Where the records below show the word "heading" in a line, please copy that line.

-------- Records for the task --------

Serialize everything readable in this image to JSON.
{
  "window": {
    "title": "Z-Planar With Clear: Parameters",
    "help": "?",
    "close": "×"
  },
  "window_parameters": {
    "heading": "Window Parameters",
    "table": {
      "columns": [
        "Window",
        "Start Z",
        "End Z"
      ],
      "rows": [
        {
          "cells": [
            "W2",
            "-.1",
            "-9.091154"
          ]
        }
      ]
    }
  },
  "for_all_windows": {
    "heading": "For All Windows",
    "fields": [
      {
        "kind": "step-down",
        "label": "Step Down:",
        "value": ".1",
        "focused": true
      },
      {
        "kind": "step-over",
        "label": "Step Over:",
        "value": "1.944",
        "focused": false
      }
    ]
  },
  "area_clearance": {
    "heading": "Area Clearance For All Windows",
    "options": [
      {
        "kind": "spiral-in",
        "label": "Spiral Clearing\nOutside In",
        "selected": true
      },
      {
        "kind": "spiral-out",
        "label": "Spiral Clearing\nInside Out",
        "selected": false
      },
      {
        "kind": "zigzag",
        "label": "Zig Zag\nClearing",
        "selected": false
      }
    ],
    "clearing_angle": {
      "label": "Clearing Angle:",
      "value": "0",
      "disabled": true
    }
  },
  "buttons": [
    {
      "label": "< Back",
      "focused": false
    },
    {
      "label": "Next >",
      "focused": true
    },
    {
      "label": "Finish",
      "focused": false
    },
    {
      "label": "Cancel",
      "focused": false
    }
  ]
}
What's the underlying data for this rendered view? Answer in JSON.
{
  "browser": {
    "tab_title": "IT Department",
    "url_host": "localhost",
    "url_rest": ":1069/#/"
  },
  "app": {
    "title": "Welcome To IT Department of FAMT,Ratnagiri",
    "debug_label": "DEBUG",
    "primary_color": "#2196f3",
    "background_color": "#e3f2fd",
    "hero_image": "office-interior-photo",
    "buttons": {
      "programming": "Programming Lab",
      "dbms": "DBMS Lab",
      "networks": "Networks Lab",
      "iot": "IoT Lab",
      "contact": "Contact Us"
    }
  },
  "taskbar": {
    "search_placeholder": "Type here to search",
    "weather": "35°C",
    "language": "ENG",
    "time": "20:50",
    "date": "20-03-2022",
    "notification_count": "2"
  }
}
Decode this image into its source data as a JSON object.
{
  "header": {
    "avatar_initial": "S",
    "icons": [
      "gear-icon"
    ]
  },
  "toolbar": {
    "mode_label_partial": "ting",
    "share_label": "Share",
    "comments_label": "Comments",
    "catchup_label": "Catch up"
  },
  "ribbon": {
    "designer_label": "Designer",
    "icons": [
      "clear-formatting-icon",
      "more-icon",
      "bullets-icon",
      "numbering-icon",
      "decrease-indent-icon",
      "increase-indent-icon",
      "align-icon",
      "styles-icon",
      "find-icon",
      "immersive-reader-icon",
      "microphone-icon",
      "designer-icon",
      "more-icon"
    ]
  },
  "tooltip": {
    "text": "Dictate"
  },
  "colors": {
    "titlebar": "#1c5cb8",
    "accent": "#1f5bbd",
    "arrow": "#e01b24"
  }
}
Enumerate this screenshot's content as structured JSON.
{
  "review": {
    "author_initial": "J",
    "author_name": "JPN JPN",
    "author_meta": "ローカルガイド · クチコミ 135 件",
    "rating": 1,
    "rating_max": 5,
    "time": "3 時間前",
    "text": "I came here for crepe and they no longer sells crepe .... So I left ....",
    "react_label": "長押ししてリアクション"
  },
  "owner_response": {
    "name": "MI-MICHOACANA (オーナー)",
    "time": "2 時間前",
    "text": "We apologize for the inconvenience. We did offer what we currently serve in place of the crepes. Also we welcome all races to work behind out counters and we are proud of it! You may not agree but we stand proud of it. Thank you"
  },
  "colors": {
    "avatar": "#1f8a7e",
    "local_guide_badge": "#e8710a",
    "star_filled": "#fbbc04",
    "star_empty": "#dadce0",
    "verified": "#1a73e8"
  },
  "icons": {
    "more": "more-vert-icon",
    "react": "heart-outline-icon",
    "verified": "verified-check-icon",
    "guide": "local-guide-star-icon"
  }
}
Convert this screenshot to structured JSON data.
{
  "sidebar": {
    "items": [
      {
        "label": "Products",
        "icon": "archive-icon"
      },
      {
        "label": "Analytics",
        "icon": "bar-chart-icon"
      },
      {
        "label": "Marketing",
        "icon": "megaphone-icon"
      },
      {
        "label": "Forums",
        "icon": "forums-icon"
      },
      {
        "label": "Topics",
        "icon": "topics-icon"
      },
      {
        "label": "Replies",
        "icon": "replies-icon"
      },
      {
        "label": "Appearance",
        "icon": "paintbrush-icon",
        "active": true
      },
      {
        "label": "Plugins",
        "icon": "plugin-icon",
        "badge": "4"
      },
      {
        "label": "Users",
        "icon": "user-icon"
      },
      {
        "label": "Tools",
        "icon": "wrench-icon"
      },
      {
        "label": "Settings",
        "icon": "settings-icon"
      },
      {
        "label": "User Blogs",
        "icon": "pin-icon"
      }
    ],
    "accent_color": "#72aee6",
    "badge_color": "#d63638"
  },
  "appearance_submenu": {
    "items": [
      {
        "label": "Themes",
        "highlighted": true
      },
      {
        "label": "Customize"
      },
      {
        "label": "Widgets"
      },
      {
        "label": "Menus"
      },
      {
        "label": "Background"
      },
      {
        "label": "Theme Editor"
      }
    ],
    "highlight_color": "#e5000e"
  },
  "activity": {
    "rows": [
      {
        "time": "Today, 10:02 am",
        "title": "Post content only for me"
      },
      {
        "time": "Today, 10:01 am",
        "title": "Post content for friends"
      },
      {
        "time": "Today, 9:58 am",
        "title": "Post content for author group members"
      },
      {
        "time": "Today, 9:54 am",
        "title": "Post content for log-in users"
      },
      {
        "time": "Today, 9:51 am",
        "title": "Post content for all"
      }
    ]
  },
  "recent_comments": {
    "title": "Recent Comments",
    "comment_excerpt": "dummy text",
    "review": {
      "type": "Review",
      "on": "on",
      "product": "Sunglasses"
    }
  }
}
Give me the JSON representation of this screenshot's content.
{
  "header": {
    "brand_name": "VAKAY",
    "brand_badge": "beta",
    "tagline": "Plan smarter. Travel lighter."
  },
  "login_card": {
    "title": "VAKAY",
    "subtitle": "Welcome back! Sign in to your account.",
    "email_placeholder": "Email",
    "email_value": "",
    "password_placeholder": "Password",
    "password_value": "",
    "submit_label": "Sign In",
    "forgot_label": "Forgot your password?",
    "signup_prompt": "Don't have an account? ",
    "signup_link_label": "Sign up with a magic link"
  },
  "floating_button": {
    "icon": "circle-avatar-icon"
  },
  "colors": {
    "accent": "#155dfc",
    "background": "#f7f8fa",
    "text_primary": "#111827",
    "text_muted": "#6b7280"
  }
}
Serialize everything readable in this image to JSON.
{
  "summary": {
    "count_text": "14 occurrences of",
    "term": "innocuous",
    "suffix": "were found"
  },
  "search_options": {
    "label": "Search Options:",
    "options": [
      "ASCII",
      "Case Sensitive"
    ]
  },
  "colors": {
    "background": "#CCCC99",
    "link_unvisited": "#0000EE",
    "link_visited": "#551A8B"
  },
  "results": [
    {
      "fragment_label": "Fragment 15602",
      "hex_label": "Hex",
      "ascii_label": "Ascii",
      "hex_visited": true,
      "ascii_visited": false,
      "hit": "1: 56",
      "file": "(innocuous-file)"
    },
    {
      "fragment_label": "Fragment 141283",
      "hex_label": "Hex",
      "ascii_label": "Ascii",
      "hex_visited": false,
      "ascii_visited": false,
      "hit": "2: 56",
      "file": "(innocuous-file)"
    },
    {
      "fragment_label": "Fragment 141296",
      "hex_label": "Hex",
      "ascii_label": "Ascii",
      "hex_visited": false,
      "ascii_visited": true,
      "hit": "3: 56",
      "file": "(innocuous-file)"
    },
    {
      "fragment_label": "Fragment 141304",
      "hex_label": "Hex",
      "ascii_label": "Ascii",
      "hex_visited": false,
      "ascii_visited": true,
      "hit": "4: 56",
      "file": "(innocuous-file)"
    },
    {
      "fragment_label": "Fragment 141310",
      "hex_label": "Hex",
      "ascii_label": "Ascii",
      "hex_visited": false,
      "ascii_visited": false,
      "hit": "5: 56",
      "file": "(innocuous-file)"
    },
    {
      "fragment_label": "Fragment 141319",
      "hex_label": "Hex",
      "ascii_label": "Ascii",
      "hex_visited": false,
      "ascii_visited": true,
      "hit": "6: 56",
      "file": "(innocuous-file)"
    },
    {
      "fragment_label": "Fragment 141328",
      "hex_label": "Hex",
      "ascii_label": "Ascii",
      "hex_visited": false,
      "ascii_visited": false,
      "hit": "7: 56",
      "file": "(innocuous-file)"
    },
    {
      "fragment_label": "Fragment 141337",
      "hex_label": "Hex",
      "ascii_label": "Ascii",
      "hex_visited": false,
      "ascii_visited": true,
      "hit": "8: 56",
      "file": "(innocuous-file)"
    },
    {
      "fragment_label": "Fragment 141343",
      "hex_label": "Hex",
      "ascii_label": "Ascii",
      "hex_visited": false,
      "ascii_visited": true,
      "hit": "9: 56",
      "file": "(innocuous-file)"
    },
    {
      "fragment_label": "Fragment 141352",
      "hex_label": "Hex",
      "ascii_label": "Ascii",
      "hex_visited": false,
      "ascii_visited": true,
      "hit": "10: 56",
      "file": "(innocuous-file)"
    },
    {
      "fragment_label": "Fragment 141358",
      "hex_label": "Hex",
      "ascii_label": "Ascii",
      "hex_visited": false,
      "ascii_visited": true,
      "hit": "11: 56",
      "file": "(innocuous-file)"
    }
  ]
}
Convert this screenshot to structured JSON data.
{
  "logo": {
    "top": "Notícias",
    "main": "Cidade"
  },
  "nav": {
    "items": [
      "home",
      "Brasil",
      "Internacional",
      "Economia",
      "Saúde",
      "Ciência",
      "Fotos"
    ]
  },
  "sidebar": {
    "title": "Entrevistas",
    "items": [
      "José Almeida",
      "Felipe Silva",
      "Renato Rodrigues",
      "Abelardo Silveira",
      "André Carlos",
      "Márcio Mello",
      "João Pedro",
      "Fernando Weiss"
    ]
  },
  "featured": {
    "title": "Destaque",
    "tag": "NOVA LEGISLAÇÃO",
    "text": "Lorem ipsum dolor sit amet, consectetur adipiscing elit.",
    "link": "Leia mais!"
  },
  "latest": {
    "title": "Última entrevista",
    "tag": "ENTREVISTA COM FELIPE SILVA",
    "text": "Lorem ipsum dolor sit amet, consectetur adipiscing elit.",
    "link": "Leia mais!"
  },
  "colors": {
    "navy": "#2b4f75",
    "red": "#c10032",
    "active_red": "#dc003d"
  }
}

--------

Completed exercise>
    "heading": "Window Parameters",
    "heading": "For All Windows",
    "heading": "Area Clearance For All Windows",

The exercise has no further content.